**What is needed**: Within the listing below, please show every line carrying the string "name".

○ ○ ○ ○ ○

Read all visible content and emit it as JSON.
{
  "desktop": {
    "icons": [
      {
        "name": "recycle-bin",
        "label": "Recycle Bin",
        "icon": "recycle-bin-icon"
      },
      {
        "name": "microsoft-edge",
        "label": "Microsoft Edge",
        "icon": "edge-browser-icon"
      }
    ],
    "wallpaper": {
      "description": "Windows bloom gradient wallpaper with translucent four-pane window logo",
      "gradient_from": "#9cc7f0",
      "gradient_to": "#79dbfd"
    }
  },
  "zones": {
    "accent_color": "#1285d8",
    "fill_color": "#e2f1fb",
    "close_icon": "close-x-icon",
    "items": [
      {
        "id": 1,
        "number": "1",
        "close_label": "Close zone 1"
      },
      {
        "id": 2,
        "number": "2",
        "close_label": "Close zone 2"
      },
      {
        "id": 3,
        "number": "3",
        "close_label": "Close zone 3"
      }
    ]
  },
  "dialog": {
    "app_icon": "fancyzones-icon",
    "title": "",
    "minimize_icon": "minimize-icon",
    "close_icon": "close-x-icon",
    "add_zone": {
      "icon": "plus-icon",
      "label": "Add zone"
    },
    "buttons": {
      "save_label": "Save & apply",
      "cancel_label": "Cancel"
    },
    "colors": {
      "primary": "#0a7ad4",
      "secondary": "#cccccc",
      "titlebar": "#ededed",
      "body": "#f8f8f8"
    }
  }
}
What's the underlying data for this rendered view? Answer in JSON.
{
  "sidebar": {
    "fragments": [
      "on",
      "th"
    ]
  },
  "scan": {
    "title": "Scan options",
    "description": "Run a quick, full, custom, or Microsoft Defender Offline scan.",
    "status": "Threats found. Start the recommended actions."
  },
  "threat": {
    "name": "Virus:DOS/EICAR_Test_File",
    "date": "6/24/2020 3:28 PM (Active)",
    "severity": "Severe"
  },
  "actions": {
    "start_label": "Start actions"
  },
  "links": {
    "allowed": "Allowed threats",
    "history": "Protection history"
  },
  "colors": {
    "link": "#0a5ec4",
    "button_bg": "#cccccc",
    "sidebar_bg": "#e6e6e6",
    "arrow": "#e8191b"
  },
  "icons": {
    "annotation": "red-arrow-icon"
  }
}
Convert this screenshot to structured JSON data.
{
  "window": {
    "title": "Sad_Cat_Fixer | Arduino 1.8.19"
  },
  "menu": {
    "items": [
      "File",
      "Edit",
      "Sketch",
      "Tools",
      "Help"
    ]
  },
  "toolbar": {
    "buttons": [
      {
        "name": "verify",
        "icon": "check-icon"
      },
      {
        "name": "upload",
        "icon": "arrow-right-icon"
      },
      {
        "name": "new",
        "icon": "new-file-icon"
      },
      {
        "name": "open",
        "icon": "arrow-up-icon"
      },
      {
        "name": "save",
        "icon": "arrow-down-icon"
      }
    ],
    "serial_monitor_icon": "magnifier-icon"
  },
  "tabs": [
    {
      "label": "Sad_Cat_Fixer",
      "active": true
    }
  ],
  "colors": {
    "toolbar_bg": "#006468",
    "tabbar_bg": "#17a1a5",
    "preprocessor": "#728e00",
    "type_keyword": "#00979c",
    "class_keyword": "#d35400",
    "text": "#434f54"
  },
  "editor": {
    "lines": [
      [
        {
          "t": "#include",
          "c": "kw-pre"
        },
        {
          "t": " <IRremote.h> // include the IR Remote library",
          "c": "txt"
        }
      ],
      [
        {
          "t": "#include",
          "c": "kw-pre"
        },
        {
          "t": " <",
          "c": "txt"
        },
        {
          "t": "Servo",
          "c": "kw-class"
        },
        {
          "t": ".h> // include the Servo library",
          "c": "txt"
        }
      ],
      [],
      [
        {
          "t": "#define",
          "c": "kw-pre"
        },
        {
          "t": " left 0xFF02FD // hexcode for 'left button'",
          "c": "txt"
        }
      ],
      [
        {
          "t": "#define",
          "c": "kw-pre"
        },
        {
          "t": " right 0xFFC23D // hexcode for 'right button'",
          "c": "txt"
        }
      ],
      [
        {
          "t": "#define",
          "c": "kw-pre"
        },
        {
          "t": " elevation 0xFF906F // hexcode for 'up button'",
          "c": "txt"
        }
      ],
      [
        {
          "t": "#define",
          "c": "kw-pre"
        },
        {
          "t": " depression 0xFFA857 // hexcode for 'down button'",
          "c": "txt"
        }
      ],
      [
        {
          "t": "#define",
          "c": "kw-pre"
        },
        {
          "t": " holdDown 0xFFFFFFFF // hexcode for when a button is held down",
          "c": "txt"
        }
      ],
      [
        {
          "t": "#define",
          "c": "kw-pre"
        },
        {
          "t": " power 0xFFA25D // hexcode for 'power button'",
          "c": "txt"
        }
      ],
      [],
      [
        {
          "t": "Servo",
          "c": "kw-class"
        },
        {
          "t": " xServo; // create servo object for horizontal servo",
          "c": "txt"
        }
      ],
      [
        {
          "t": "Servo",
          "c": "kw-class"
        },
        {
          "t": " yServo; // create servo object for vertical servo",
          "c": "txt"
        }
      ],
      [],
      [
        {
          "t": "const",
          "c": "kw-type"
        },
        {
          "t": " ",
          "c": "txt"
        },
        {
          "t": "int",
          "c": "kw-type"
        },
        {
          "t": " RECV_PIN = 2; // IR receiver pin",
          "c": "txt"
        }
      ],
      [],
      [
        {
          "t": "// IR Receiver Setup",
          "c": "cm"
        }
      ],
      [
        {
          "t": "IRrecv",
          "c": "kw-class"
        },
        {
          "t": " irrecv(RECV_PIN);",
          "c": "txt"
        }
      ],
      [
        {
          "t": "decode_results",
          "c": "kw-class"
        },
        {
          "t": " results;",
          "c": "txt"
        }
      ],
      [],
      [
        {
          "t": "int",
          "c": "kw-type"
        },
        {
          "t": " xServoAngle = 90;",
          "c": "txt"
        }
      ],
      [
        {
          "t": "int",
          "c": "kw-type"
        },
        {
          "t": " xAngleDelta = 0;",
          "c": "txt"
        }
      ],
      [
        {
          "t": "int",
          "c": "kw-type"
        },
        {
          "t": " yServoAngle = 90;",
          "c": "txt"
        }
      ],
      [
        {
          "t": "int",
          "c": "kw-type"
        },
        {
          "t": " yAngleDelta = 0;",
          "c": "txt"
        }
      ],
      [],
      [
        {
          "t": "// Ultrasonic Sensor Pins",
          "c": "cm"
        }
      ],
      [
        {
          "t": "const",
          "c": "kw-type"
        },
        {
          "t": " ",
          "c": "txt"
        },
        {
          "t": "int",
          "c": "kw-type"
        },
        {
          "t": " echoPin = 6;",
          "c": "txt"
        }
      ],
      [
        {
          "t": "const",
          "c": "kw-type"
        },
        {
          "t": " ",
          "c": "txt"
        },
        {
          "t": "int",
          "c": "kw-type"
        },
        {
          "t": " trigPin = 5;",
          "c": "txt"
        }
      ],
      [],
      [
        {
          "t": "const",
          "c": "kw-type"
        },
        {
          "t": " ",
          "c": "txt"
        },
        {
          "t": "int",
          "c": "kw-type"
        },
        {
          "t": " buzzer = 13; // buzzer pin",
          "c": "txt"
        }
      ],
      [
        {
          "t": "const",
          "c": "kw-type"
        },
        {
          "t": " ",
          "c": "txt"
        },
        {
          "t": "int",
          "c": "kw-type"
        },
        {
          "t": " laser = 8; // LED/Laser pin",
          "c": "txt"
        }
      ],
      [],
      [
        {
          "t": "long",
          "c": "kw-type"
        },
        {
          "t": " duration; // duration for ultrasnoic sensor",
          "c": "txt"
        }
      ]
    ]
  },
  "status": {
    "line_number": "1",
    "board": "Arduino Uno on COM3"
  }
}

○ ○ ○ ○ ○

**Response**:
        "name": "recycle-bin",
        "name": "microsoft-edge",
    "name": "Virus:DOS/EICAR_Test_File",
        "name": "verify",
        "name": "upload",
        "name": "new",
        "name": "open",
        "name": "save",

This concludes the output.